Which, in part, is why we hold the proposed amendment to the Revised Treaty of Chaguaramas to be significant – and important. For as is notoriously known to be the case, and reiterated by Mr Golding’s task force, the bane of CARICOM is what critics call its implementation deficit. Leaders take decisions at summits, then fail to fulfil them, especially when faced with political and economic pushback at home.

Domestic constraints are exacerbated by how CARICOM does its business. Its big decisions, those by heads of governments at summits, are on the basis of unanimity. And if something is agreed, implementation must be by all parties at the same time.

The Persaud Commission, chaired by the Barbadian economist Avinash Persaud, proposed breaking these logjams by creating a multi-speed community – or the creation of a coalition of the willing, underlaid by the principle of subsidiary. Undertakings that are best done at the domestic level should be left to local authorities, rather than gummed up by higher bureaucracies.

The resulting agreement will, in practice, allow a minimum four CARICOM members who are ready to move a project that has community approval to do so, allowing the laggards to catch up later on.

To proceed, however, the early movers will need the agreement of at least two-thirds of all members, a requirement this newspaper believes to be unduly restrictive, given that the action places no obligations on non-participating states, whose right of future participation, on the same terms, is preserved.

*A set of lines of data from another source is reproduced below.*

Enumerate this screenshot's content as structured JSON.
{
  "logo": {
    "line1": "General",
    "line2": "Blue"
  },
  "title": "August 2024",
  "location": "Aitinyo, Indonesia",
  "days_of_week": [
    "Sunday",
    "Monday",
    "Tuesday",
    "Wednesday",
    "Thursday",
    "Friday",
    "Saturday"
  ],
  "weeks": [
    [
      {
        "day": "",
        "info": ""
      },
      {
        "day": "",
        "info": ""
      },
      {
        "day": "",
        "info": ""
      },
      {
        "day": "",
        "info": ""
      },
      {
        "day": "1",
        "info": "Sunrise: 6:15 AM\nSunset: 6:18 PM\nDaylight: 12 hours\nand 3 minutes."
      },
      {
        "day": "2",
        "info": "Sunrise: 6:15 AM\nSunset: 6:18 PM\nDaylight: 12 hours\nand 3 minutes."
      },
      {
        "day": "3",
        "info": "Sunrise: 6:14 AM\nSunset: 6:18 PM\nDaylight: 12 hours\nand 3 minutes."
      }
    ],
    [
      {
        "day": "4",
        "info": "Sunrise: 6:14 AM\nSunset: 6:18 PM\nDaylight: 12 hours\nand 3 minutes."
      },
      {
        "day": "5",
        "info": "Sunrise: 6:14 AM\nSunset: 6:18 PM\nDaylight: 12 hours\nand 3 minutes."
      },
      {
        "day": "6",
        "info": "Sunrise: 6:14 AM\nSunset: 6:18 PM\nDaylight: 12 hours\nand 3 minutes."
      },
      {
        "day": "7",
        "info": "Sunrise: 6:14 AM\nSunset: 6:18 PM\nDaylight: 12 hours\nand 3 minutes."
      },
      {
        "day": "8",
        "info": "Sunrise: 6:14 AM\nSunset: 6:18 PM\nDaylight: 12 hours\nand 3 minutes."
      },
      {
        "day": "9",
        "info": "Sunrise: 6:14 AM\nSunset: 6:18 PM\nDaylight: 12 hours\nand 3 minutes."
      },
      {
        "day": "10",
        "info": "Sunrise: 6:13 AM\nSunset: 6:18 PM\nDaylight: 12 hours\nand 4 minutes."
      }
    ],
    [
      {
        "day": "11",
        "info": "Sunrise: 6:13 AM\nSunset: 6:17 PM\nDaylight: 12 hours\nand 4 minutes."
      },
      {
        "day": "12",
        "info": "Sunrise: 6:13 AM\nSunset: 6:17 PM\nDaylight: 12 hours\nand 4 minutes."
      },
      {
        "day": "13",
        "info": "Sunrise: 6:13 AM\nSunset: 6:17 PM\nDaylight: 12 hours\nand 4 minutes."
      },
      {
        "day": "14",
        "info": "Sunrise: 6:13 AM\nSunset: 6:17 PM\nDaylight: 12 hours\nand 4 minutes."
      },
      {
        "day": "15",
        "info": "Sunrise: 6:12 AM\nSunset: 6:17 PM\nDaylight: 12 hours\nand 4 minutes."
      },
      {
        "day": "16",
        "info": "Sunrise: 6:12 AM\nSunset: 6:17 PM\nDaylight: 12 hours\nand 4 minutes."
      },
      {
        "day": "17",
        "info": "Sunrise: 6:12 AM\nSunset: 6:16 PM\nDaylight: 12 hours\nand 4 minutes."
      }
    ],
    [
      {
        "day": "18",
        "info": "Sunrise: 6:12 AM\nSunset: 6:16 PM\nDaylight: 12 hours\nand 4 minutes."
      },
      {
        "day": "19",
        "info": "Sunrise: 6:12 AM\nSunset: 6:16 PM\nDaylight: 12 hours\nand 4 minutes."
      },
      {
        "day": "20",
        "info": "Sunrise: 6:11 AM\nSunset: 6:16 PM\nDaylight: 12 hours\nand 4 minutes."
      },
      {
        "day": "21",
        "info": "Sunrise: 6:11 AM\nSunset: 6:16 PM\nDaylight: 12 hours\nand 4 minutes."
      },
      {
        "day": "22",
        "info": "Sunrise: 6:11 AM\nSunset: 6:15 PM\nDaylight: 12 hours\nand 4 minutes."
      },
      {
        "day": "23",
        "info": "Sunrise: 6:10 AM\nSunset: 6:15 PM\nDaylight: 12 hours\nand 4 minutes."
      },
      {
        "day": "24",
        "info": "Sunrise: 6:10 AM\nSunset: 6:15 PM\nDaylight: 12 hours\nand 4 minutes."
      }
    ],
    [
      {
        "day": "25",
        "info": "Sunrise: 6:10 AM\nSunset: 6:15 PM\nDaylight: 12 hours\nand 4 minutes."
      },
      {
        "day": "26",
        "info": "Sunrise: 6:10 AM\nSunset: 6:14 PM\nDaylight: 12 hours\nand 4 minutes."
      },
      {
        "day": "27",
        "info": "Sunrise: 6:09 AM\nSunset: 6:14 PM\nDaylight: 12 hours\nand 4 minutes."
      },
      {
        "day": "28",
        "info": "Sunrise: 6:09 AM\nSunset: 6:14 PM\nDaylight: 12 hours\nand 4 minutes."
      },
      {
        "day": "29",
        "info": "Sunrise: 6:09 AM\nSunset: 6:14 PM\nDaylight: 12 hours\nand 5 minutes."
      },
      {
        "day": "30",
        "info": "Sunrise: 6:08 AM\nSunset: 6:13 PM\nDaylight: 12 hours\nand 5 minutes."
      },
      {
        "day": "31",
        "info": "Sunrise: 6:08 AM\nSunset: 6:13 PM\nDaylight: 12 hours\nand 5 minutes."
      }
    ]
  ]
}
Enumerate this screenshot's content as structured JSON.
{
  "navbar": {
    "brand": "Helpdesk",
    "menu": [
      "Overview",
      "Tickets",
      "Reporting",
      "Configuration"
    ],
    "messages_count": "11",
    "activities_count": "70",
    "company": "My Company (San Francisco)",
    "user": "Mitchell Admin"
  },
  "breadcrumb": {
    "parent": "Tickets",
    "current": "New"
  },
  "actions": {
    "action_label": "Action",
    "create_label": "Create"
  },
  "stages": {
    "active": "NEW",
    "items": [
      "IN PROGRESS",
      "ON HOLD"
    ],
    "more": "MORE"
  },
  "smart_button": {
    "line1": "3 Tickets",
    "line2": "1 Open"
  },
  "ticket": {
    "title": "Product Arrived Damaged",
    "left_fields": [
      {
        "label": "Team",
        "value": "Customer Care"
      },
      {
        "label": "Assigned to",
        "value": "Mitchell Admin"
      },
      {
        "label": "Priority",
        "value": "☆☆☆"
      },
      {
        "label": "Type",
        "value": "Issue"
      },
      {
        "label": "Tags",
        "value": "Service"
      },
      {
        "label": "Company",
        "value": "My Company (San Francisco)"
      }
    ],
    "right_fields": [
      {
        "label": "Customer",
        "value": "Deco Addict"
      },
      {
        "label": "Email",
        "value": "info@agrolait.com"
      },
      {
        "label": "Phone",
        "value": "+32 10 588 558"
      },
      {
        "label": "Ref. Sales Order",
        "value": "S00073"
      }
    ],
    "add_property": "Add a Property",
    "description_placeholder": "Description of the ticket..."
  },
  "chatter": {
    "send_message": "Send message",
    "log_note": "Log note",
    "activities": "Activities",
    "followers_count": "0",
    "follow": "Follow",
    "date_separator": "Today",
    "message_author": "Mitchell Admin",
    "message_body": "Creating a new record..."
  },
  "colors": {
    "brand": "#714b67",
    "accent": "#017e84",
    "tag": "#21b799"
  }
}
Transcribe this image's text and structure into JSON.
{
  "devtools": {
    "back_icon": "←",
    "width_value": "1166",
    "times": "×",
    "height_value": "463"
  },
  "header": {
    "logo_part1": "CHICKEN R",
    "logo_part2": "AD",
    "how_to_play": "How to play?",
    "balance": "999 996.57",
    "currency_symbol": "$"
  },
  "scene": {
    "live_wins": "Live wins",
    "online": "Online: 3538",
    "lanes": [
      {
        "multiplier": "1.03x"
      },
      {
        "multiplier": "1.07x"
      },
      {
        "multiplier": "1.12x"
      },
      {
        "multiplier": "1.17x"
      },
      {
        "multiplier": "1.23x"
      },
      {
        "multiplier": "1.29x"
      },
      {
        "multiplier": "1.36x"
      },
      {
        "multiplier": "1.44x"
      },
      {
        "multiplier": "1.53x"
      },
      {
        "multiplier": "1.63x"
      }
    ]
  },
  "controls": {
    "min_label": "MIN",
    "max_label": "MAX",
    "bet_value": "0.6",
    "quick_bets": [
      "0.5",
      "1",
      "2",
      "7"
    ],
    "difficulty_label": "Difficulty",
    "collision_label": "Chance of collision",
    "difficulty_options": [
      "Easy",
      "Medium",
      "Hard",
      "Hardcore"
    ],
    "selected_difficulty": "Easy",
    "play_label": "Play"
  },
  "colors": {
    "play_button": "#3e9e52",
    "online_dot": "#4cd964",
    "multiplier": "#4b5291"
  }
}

This idea of a multi-speed approach to implementation is not new to CARICOM. Indeed, as the preamble to the protocol notes, this suggestion, or proposals akin to it, were endorsed by heads of government at least four summits between 2003 and 2018. What, however, is new is that amendments to the treaty were actually drafted and agreed to at the summit in Belize in March, and four member states – Barbados, Belize, Dominica and Grenada – actually signed the protocol. The document will again be opened for signing in the next regional summit in Belize in July, although we suspect that any leader for whom it is urgent can, and could have done so, at any time.

The more difficult part, though, is ratifying the agreement to make it part of domestic law. Indeed, states are notorious for signing agreements then allowing the ratification process to linger. That, hopefully, does not happen in this case, especially with all the complaints about the laggards who gum up CARICOM’s works. And this arrangement only comes into force after it has been ratified by all the parties.

Jamaica, in this regard, has no reason for delay. For while it may have strained relations with some CARICOM members over foreign policy issues, that ought not to impinge on its economic interests – not if Prime Minister Holness’ 2016 declaration that Jamaica was back in CARICOM still holds true.